Records from a data collection:

:::::

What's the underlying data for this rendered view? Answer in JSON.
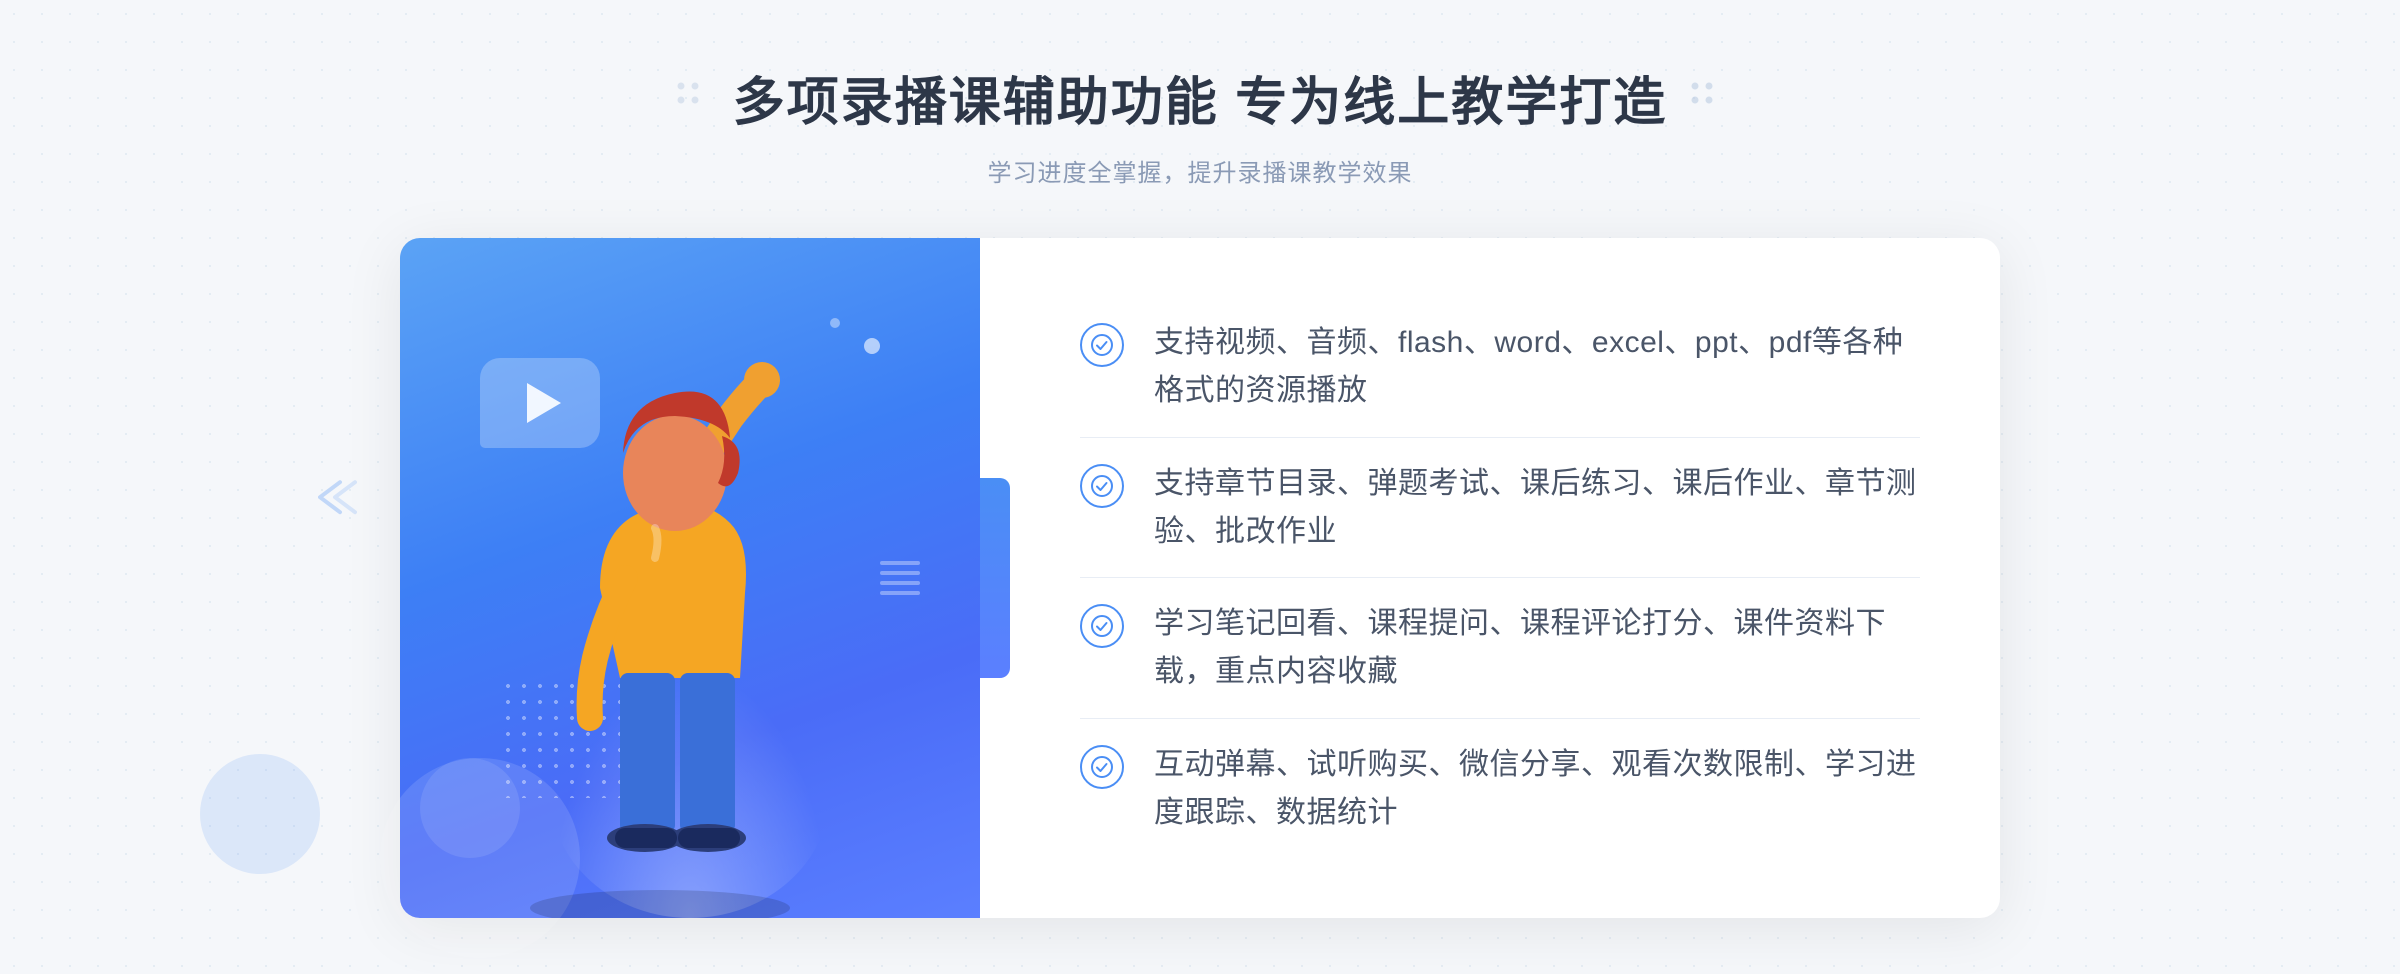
{
  "header": {
    "title": "多项录播课辅助功能 专为线上教学打造",
    "subtitle": "学习进度全掌握，提升录播课教学效果"
  },
  "features": [
    {
      "id": "feature-1",
      "text": "支持视频、音频、flash、word、excel、ppt、pdf等各种格式的资源播放"
    },
    {
      "id": "feature-2",
      "text": "支持章节目录、弹题考试、课后练习、课后作业、章节测验、批改作业"
    },
    {
      "id": "feature-3",
      "text": "学习笔记回看、课程提问、课程评论打分、课件资料下载，重点内容收藏"
    },
    {
      "id": "feature-4",
      "text": "互动弹幕、试听购买、微信分享、观看次数限制、学习进度跟踪、数据统计"
    }
  ],
  "icons": {
    "check": "check-circle-icon",
    "play": "play-icon",
    "dots_left": "dots-decoration-left",
    "dots_right": "dots-decoration-right",
    "chevrons": "chevrons-icon"
  },
  "colors": {
    "primary": "#4a8ef5",
    "title": "#2d3748",
    "subtitle": "#8a9ab5",
    "feature_text": "#4a5568",
    "background": "#f5f7fa",
    "card_bg": "#ffffff",
    "illustration_gradient_start": "#5ba3f5",
    "illustration_gradient_end": "#5b7fff"
  }
}
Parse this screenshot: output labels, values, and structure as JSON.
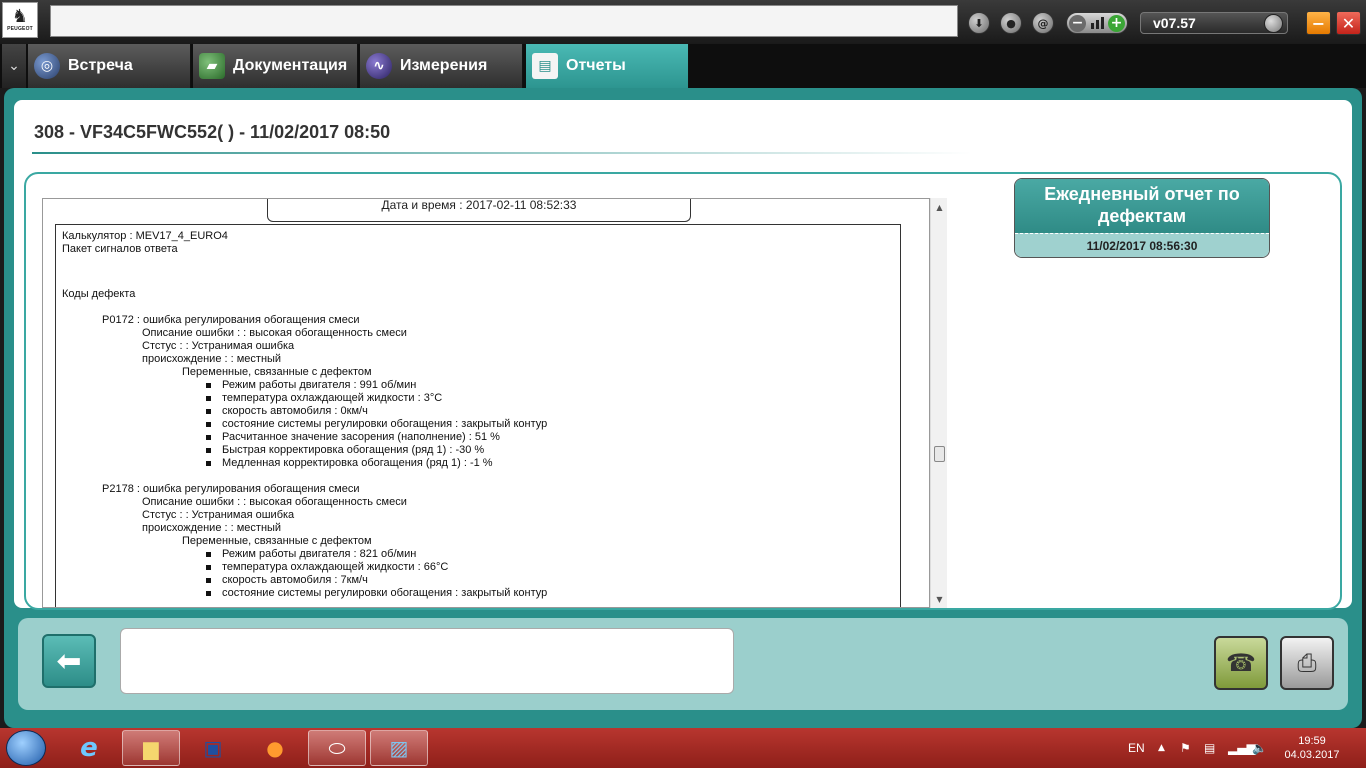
{
  "app": {
    "logo_text": "PEUGEOT",
    "version": "v07.57",
    "tabs": [
      {
        "label": "Встреча",
        "icon": "globe-icon"
      },
      {
        "label": "Документация",
        "icon": "book-icon"
      },
      {
        "label": "Измерения",
        "icon": "waveform-icon"
      },
      {
        "label": "Отчеты",
        "icon": "report-icon",
        "active": true
      }
    ]
  },
  "header": {
    "vehicle_title": "308 - VF34C5FWC552(      ) - 11/02/2017 08:50"
  },
  "report": {
    "datetime_label": "Дата и время : 2017-02-11 08:52:33",
    "calculator": "Калькулятор : MEV17_4_EURO4",
    "packet": "Пакет сигналов ответа",
    "codes_heading": "Коды дефекта",
    "faults": [
      {
        "title": "P0172 : ошибка регулирования обогащения смеси",
        "description": "Описание ошибки : : высокая обогащенность смеси",
        "status": "Стстус : : Устранимая ошибка",
        "origin": "происхождение : : местный",
        "vars_heading": "Переменные, связанные с дефектом",
        "vars": [
          "Режим работы двигателя : 991 об/мин",
          "температура охлаждающей жидкости : 3°C",
          "скорость автомобиля : 0км/ч",
          "состояние системы регулировки обогащения : закрытый контур",
          "Расчитанное значение засорения (наполнение) : 51 %",
          "Быстрая корректировка обогащения (ряд 1) : -30 %",
          "Медленная корректировка обогащения (ряд 1) : -1 %"
        ]
      },
      {
        "title": "P2178 : ошибка регулирования обогащения смеси",
        "description": "Описание ошибки : : высокая обогащенность смеси",
        "status": "Стстус : : Устранимая ошибка",
        "origin": "происхождение : : местный",
        "vars_heading": "Переменные, связанные с дефектом",
        "vars": [
          "Режим работы двигателя : 821 об/мин",
          "температура охлаждающей жидкости : 66°C",
          "скорость автомобиля : 7км/ч",
          "состояние системы регулировки обогащения : закрытый контур"
        ]
      }
    ]
  },
  "daily_card": {
    "title": "Ежедневный отчет по дефектам",
    "date": "11/02/2017 08:56:30"
  },
  "taskbar": {
    "language": "EN",
    "time": "19:59",
    "date": "04.03.2017"
  }
}
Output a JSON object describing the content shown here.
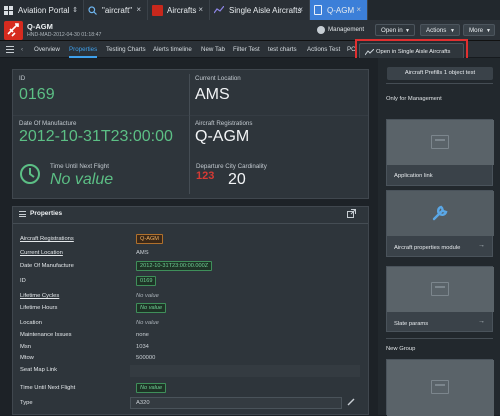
{
  "tabs": [
    {
      "label": "Aviation Portal",
      "icon": "grid-icon"
    },
    {
      "label": "\"aircraft\"",
      "icon": "search-icon"
    },
    {
      "label": "Aircrafts",
      "icon": "red-app-icon"
    },
    {
      "label": "Single Aisle Aircrafts",
      "icon": "chart-icon"
    },
    {
      "label": "Q-AGM",
      "icon": "document-icon"
    }
  ],
  "header": {
    "title": "Q-AGM",
    "subtitle": "HND-MAD-2012-04-30 01:18:47",
    "management_label": "Management",
    "open_in_label": "Open in",
    "actions_label": "Actions",
    "more_label": "More"
  },
  "dropdown": {
    "item_label": "Open in Single Aisle Aircrafts"
  },
  "nav_tabs": [
    "Overview",
    "Properties",
    "Testing Charts",
    "Alerts timeline",
    "New Tab",
    "Filter Test",
    "test charts",
    "Actions Test",
    "PC"
  ],
  "active_nav_tab": "Properties",
  "summary": {
    "id_label": "ID",
    "id_value": "0169",
    "location_label": "Current Location",
    "location_value": "AMS",
    "manufacture_label": "Date Of Manufacture",
    "manufacture_value": "2012-10-31T23:00:00",
    "registrations_label": "Aircraft Registrations",
    "registrations_value": "Q-AGM",
    "next_flight_label": "Time Until Next Flight",
    "next_flight_value": "No value",
    "departure_label": "Departure City Cardinality",
    "departure_value": "20",
    "departure_badge": "123"
  },
  "properties": {
    "title": "Properties",
    "rows": [
      {
        "label": "Aircraft Registrations",
        "value": "Q-AGM"
      },
      {
        "label": "Current Location",
        "value": "AMS"
      },
      {
        "label": "Date Of Manufacture",
        "value": "2012-10-31T23:00:00.000Z"
      },
      {
        "label": "ID",
        "value": "0169"
      },
      {
        "label": "Lifetime Cycles",
        "value": "No value"
      },
      {
        "label": "Lifetime Hours",
        "value": "No value"
      },
      {
        "label": "Location",
        "value": "No value"
      },
      {
        "label": "Maintenance Issues",
        "value": "none"
      },
      {
        "label": "Msn",
        "value": "1034"
      },
      {
        "label": "Mtow",
        "value": "500000"
      },
      {
        "label": "Seat Map Link",
        "value": ""
      },
      {
        "label": "Time Until Next Flight",
        "value": "No value"
      },
      {
        "label": "Type",
        "value": "A320"
      }
    ]
  },
  "right": {
    "prefills_label": "Aircraft Prefills 1 object test",
    "management_heading": "Only for Management",
    "application_link": "Application link",
    "aircraft_properties_module": "Aircraft properties module",
    "slate_params": "Slate params",
    "new_group": "New Group"
  },
  "colors": {
    "accent": "#3ea0ec",
    "brand_red": "#d62b1f",
    "highlight": "#e03030",
    "value_green": "#5cbf85"
  }
}
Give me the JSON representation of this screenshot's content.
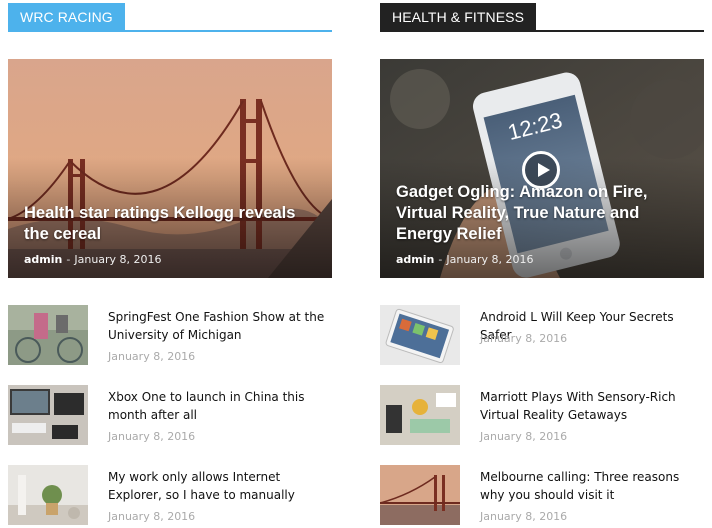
{
  "left_block": {
    "heading": "WRC RACING",
    "accent": "#4db2ec",
    "feature": {
      "title": "Health star ratings Kellogg reveals the cereal",
      "author": "admin",
      "separator": "-",
      "date": "January 8, 2016"
    },
    "items": [
      {
        "title": "SpringFest One Fashion Show at the University of Michigan",
        "date": "January 8, 2016"
      },
      {
        "title": "Xbox One to launch in China this month after all",
        "date": "January 8, 2016"
      },
      {
        "title": "My work only allows Internet Explorer, so I have to manually",
        "date": "January 8, 2016"
      }
    ]
  },
  "right_block": {
    "heading": "HEALTH & FITNESS",
    "accent": "#222222",
    "feature": {
      "title": "Gadget Ogling: Amazon on Fire, Virtual Reality, True Nature and Energy Relief",
      "author": "admin",
      "separator": "-",
      "date": "January 8, 2016",
      "phone_time": "12:23"
    },
    "items": [
      {
        "title": "Android L Will Keep Your Secrets Safer",
        "date": "January 8, 2016"
      },
      {
        "title": "Marriott Plays With Sensory-Rich Virtual Reality Getaways",
        "date": "January 8, 2016"
      },
      {
        "title": "Melbourne calling: Three reasons why you should visit it",
        "date": "January 8, 2016"
      }
    ]
  }
}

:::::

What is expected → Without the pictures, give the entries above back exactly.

Written solution →
What's the underlying data for this rendered view? Answer in JSON.
{
  "header": {
    "title": "多项录播课辅助功能 专为线上教学打造",
    "subtitle": "学习进度全掌握，提升录播课教学效果"
  },
  "features": [
    {
      "id": "feature-1",
      "text": "支持视频、音频、flash、word、excel、ppt、pdf等各种格式的资源播放"
    },
    {
      "id": "feature-2",
      "text": "支持章节目录、弹题考试、课后练习、课后作业、章节测验、批改作业"
    },
    {
      "id": "feature-3",
      "text": "学习笔记回看、课程提问、课程评论打分、课件资料下载，重点内容收藏"
    },
    {
      "id": "feature-4",
      "text": "互动弹幕、试听购买、微信分享、观看次数限制、学习进度跟踪、数据统计"
    }
  ],
  "icons": {
    "check": "check-circle-icon",
    "play": "play-icon",
    "dots_left": "dots-decoration-left",
    "dots_right": "dots-decoration-right",
    "chevrons": "chevrons-icon"
  },
  "colors": {
    "primary": "#4a8ef5",
    "title": "#2d3748",
    "subtitle": "#8a9ab5",
    "feature_text": "#4a5568",
    "background": "#f5f7fa",
    "card_bg": "#ffffff",
    "illustration_gradient_start": "#5ba3f5",
    "illustration_gradient_end": "#5b7fff"
  }
}
Parse this screenshot: output labels, values, and structure as JSON.
{
  "app": {
    "logo_text": "PEUGEOT",
    "version": "v07.57",
    "tabs": [
      {
        "label": "Встреча",
        "icon": "globe-icon"
      },
      {
        "label": "Документация",
        "icon": "book-icon"
      },
      {
        "label": "Измерения",
        "icon": "waveform-icon"
      },
      {
        "label": "Отчеты",
        "icon": "report-icon",
        "active": true
      }
    ]
  },
  "header": {
    "vehicle_title": "308 - VF34C5FWC552(      ) - 11/02/2017 08:50"
  },
  "report": {
    "datetime_label": "Дата и время : 2017-02-11 08:52:33",
    "calculator": "Калькулятор : MEV17_4_EURO4",
    "packet": "Пакет сигналов ответа",
    "codes_heading": "Коды дефекта",
    "faults": [
      {
        "title": "P0172 : ошибка регулирования обогащения смеси",
        "description": "Описание ошибки : : высокая обогащенность смеси",
        "status": "Стстус : : Устранимая ошибка",
        "origin": "происхождение : : местный",
        "vars_heading": "Переменные, связанные с дефектом",
        "vars": [
          "Режим работы двигателя : 991 об/мин",
          "температура охлаждающей жидкости : 3°C",
          "скорость автомобиля : 0км/ч",
          "состояние системы регулировки обогащения : закрытый контур",
          "Расчитанное значение засорения (наполнение) : 51 %",
          "Быстрая корректировка обогащения (ряд 1) : -30 %",
          "Медленная корректировка обогащения (ряд 1) : -1 %"
        ]
      },
      {
        "title": "P2178 : ошибка регулирования обогащения смеси",
        "description": "Описание ошибки : : высокая обогащенность смеси",
        "status": "Стстус : : Устранимая ошибка",
        "origin": "происхождение : : местный",
        "vars_heading": "Переменные, связанные с дефектом",
        "vars": [
          "Режим работы двигателя : 821 об/мин",
          "температура охлаждающей жидкости : 66°C",
          "скорость автомобиля : 7км/ч",
          "состояние системы регулировки обогащения : закрытый контур"
        ]
      }
    ]
  },
  "daily_card": {
    "title": "Ежедневный отчет по дефектам",
    "date": "11/02/2017 08:56:30"
  },
  "taskbar": {
    "language": "EN",
    "time": "19:59",
    "date": "04.03.2017"
  }
}
Output a JSON object describing the content shown here.
{
  "tabs": [
    {
      "label": "Aviation Portal",
      "icon": "grid-icon"
    },
    {
      "label": "\"aircraft\"",
      "icon": "search-icon"
    },
    {
      "label": "Aircrafts",
      "icon": "red-app-icon"
    },
    {
      "label": "Single Aisle Aircrafts",
      "icon": "chart-icon"
    },
    {
      "label": "Q-AGM",
      "icon": "document-icon"
    }
  ],
  "header": {
    "title": "Q-AGM",
    "subtitle": "HND-MAD-2012-04-30 01:18:47",
    "management_label": "Management",
    "open_in_label": "Open in",
    "actions_label": "Actions",
    "more_label": "More"
  },
  "dropdown": {
    "item_label": "Open in Single Aisle Aircrafts"
  },
  "nav_tabs": [
    "Overview",
    "Properties",
    "Testing Charts",
    "Alerts timeline",
    "New Tab",
    "Filter Test",
    "test charts",
    "Actions Test",
    "PC"
  ],
  "active_nav_tab": "Properties",
  "summary": {
    "id_label": "ID",
    "id_value": "0169",
    "location_label": "Current Location",
    "location_value": "AMS",
    "manufacture_label": "Date Of Manufacture",
    "manufacture_value": "2012-10-31T23:00:00",
    "registrations_label": "Aircraft Registrations",
    "registrations_value": "Q-AGM",
    "next_flight_label": "Time Until Next Flight",
    "next_flight_value": "No value",
    "departure_label": "Departure City Cardinality",
    "departure_value": "20",
    "departure_badge": "123"
  },
  "properties": {
    "title": "Properties",
    "rows": [
      {
        "label": "Aircraft Registrations",
        "value": "Q-AGM"
      },
      {
        "label": "Current Location",
        "value": "AMS"
      },
      {
        "label": "Date Of Manufacture",
        "value": "2012-10-31T23:00:00.000Z"
      },
      {
        "label": "ID",
        "value": "0169"
      },
      {
        "label": "Lifetime Cycles",
        "value": "No value"
      },
      {
        "label": "Lifetime Hours",
        "value": "No value"
      },
      {
        "label": "Location",
        "value": "No value"
      },
      {
        "label": "Maintenance Issues",
        "value": "none"
      },
      {
        "label": "Msn",
        "value": "1034"
      },
      {
        "label": "Mtow",
        "value": "500000"
      },
      {
        "label": "Seat Map Link",
        "value": ""
      },
      {
        "label": "Time Until Next Flight",
        "value": "No value"
      },
      {
        "label": "Type",
        "value": "A320"
      }
    ]
  },
  "right": {
    "prefills_label": "Aircraft Prefills 1 object test",
    "management_heading": "Only for Management",
    "application_link": "Application link",
    "aircraft_properties_module": "Aircraft properties module",
    "slate_params": "Slate params",
    "new_group": "New Group"
  },
  "colors": {
    "accent": "#3ea0ec",
    "brand_red": "#d62b1f",
    "highlight": "#e03030",
    "value_green": "#5cbf85"
  }
}
Give me the JSON representation of this screenshot's content.
{
  "left_block": {
    "heading": "WRC RACING",
    "accent": "#4db2ec",
    "feature": {
      "title": "Health star ratings Kellogg reveals the cereal",
      "author": "admin",
      "separator": "-",
      "date": "January 8, 2016"
    },
    "items": [
      {
        "title": "SpringFest One Fashion Show at the University of Michigan",
        "date": "January 8, 2016"
      },
      {
        "title": "Xbox One to launch in China this month after all",
        "date": "January 8, 2016"
      },
      {
        "title": "My work only allows Internet Explorer, so I have to manually",
        "date": "January 8, 2016"
      }
    ]
  },
  "right_block": {
    "heading": "HEALTH & FITNESS",
    "accent": "#222222",
    "feature": {
      "title": "Gadget Ogling: Amazon on Fire, Virtual Reality, True Nature and Energy Relief",
      "author": "admin",
      "separator": "-",
      "date": "January 8, 2016",
      "phone_time": "12:23"
    },
    "items": [
      {
        "title": "Android L Will Keep Your Secrets Safer",
        "date": "January 8, 2016"
      },
      {
        "title": "Marriott Plays With Sensory-Rich Virtual Reality Getaways",
        "date": "January 8, 2016"
      },
      {
        "title": "Melbourne calling: Three reasons why you should visit it",
        "date": "January 8, 2016"
      }
    ]
  }
}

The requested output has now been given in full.